Not surprising, then, that the teaching of maths has undergone some significant changes over the past 20 or so years. There is less focus on just coming up with the right answer, and an increasing emphasis on reasoning and proof – being able to explain what you are doing and why you are doing it.

That said, your child still needs to develop a good range of basic skills, says Margaret Brown, professor of maths education at King's College London. "The numeracy strategy, with its daily hour focusing on maths skills, has had a great impact on the way maths is taught at primary level," she says. "The focus has largely been on the mental maths skills that primary-age children need to develop in order to negotiate successfully the more applied maths at secondary level."

Maths really is a building-block subject and deserves its place at the centre of the curriculum. So many other subjects rely on the maths skills that your children should learn at various stages.
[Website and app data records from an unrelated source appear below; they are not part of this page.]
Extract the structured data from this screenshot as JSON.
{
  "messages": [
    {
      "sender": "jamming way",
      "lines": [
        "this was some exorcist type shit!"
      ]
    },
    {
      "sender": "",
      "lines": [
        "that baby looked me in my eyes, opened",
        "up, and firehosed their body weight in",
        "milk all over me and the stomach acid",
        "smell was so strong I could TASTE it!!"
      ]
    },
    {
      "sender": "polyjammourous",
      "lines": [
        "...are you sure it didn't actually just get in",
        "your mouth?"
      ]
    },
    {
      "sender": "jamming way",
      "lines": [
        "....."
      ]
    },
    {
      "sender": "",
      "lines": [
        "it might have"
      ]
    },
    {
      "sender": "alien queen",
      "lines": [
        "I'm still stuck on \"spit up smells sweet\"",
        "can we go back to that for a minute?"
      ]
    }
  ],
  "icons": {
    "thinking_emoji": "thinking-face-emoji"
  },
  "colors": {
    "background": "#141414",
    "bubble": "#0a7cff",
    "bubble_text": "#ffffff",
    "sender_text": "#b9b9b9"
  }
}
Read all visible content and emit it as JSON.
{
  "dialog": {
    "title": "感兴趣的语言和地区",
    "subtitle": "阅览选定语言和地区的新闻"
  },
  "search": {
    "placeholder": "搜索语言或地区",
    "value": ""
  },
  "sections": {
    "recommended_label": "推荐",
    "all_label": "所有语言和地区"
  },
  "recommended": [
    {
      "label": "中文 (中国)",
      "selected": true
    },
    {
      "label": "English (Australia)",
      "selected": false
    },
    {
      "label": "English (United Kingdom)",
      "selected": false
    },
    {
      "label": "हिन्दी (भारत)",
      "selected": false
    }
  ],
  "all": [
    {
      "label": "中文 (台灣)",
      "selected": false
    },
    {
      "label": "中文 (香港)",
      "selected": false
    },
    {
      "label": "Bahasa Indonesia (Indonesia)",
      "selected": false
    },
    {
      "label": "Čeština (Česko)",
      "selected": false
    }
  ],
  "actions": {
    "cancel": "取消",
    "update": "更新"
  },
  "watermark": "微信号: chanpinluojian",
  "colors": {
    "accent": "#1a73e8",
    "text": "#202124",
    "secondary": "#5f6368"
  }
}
Also, it is worth remembering that, as the curriculum progresses, the maths always relates back to the maths that was done previously. Therefore, it is essential that your child's basic maths skills are as strong as possible or they will not be able to progress as far or as fast as you would like.

The introduction of the National Curriculum, in the late Eighties, changed the emphasis on maths in primary schools. "When the National Curriculum came in, it did carry on the earlier emphasis on doing investigation and practical problem- solving, but that rather got pushed out by the key-stage assessments, which tended to focus on written and mental arithmetic," explains Professor Brown. "However, there is some suggestion now of bringing in more work involving investigation and practical problem-solving at the end of the primary phase, giving children the skills they will need at secondary level." The new GCSE, for instance, features both a statistical and an algebraic investigation.

So, what does your child need to know? At Key Stage One, from the ages of five to seven, children need to concentrate on getting to grips with the meaning of numbers, developing counting skills, and learning how to add and subtract. They are also introduced to simple concepts in the use of numbers and in handling data, such as looking at how many things they've got, then counting and recording them, which can in turn lead to drawing up simple bar charts. They also do some basic geometry work on shapes, playing with those shapes to see what happens for example when they turn them round or over, and seeing how they fit together.

At Key Stage Two, from the ages of seven to 11, the curriculum is divided into four core elements – using and applying mathematics, numbers, handling data, and shape, space and measures. Your child will cover the basics of fractions, decimals, proportion and ratio, as well as starting to use multiplication and division. In handling data, for instance, they learn how to use averaging measures such as means, medians and ranges, work that is carried on right through to GCSE.

Although many parents feel that using a calculator is somehow cheating, children do need to know how to use them properly and efficiently. For example, a fairly simple maths problem like drawing up a pie chart may involve division or multiplication sums that are too difficult or long-winded to do by hand. On occasions like these, it is better to use a calculator to crunch the numbers, leaving the child free to concentrate on the other aspects of the maths.

At Key Stage Three, from ages 11 to 14, the curriculum expands and diversifies to include the topics that your child will tackle in more depth at GCSE. Among these are place value and powers of 10, using coordinates, probability theory, negative numbers, linear equations, algebra, graphs and pie charts, and geometry.

Across all the different areas there is an increasing emphasis on proof and reasoning. At GCSE level, failure to show adequately how you got to an answer results in lost marks.